It’s time for your weekly digest in philanthropy. This week we have news from America and the housing crisis, a widely known philanthropist passing away and the discussion of a charity law reform in the UK.
A Housing Lender Grants $20 million to the Housing Crisis
Wells Fargo, an equal housing lender in the USA, has announced that they will contribute a total of $20 million to the affordable housing efforts in Charlotte, North Carolina.
Kendall Alley, the regional bank president at Wells Fargo said
”“We have more than twenty-five thousand team members who work and live in the Charlotte region. We believe we should do everything in our power to make this community better for everyone. When Charlotte succeeds, we all succeed”
The money is going to be split into three sectors of the housing crisis;
- $6 million for down payment assistance grants that will help to expand the NeighborhoodLIFT program.
- $5 million grant to the Housing Opportunity Investment Fund
- $9 million spread over 3 years to local nonprofits that support affordable housing, workforce development, small business development, financial empowerment, and neighborhood revitalization.
The NeighborhoodLIFT program doesn’t just grant homebuyers with a down payment, they also offer “homebuyer education”, which will help first-time buyers (and everyone) learn about financing and finding a home.
The affordable housing crisis in America is hitting its people hard, with the cost of rent increasing more than triple the rate of wages over the last 50 years. And it’s not just Wells Fargo who are trying to help. The Ford Foundation and the Gates Foundation have joined together to grant an initial $4.9 million to four non-profits to ensure that over 11 million families across the country have access to affordable housing. Read more about this act of philanthropy in our last blog post The Ford Foundation: A Case Study.
Read more here.
Could Philanthropy Save Journalism in the UK
Jeremy Corbyn, the leader of the Labour party, thinks that philanthropy both can and should be apart of journalism. In a speech at the Edinburgh International Television Festival, Corbyn expressed a need for sustainable journalism through charity funding and philanthropy.
There is currently a flaw in the way journalism is funded, with advertisers preferring to spend their money online with tech giants such as Google and Facebook. Leaving printed journalism circulation to fall, with more and more newspapers to close every year.
The initiative of charitable funding as an alternative income source for journalism has been spoken about by politicians in the past and is well established in America, with many non-profit journalism benefiting from philanthropy.
The Liberal Democrats promised to allow “non-profit local media outlets to obtain charitable status where the public interest is being served” in their manifesto in 2015. However, the process for non-profits to sign up for this is overly restrictive and they are either stopped by the Charity Commission or by the long and expensive application process.
We look forward to seeing whether, with the new support of Jeremy Corbyn, the UK can see a real change and if philanthropy support in the journalism can save their newspapers. Read more about the state of philanthropy in journalism in the UK here.

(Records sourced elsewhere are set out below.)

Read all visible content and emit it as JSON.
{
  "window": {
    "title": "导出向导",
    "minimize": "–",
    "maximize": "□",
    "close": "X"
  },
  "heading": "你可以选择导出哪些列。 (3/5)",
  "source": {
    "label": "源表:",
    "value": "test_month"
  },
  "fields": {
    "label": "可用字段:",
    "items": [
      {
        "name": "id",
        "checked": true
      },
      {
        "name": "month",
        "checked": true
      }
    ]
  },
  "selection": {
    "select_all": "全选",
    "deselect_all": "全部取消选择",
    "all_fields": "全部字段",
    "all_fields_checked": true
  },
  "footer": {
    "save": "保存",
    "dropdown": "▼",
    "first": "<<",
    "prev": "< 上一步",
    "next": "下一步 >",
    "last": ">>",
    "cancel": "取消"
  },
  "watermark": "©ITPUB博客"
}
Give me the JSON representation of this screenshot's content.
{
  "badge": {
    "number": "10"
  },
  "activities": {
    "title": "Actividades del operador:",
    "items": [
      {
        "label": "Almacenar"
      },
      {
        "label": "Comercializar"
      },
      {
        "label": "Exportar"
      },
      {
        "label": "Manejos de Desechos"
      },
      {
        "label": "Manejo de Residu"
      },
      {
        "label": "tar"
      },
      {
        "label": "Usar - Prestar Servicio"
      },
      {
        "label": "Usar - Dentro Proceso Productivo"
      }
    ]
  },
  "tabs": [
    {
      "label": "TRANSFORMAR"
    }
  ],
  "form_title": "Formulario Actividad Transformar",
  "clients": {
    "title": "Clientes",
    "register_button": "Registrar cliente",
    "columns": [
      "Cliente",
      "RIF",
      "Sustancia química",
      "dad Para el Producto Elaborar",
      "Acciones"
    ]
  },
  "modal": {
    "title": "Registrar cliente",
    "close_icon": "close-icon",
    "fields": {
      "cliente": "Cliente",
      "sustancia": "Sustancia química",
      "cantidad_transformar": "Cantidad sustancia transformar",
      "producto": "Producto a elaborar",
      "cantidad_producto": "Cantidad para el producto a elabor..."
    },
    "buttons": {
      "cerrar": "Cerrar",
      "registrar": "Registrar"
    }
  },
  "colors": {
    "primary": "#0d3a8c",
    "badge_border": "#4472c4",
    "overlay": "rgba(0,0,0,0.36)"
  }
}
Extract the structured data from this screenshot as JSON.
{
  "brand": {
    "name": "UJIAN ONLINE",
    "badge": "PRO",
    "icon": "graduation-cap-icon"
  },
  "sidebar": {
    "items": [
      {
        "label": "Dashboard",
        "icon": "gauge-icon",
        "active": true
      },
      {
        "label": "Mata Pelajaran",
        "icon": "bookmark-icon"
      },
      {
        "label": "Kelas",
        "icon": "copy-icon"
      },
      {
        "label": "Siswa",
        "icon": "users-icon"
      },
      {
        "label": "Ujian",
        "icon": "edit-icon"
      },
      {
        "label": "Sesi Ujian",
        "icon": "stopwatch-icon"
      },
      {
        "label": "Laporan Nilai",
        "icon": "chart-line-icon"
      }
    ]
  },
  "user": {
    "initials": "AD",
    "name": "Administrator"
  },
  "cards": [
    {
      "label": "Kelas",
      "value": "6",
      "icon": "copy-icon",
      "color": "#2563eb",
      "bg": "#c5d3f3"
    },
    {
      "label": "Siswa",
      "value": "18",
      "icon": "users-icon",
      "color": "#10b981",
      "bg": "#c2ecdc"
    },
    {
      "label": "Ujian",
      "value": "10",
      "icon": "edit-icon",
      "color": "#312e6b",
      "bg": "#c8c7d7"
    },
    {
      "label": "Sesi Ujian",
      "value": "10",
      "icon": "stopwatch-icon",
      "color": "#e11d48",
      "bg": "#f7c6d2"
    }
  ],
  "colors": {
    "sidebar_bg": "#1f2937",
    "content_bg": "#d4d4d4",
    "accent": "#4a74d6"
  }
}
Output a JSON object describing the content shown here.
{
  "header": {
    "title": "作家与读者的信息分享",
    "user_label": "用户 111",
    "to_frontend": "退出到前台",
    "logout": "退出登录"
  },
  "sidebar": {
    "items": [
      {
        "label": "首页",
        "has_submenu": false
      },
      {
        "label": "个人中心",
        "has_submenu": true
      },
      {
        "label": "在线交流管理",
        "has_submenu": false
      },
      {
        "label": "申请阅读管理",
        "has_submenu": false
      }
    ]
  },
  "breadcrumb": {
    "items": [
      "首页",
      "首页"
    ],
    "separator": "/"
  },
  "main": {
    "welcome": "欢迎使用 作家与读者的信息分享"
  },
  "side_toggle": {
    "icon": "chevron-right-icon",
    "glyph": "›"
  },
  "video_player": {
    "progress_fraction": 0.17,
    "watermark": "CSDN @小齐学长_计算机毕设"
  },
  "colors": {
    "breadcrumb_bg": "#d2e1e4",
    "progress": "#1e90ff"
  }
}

Philanthropist, Henry Arnhold, Passes Away aged 96
Henry Arnhold, a German investment banker who ran companies overseeing more than $100 billion in assets, died at age 96 in his home in Manhattan after a heart attack.
The German Jewish banker escaped Nazi persecution and was able to re-establish his family business in the ‘New World’ and helped to rebuild Dresden, the Free State of Saxony Germany.
Arnhold was well known for his philanthropy, giving millions of dollars each year to his three favourite causes; the environment, the arts and helping refugees. He also funded scholarships at the New School, a university in New York City ranked number 1 in art and design in the US. And his lead funding for PBS allowed for millions of new viewers to watch the show ‘Nature’.
Henry Arnhold will be sincerely missed all across the globe and we express our sincerest condolences to all that knew him.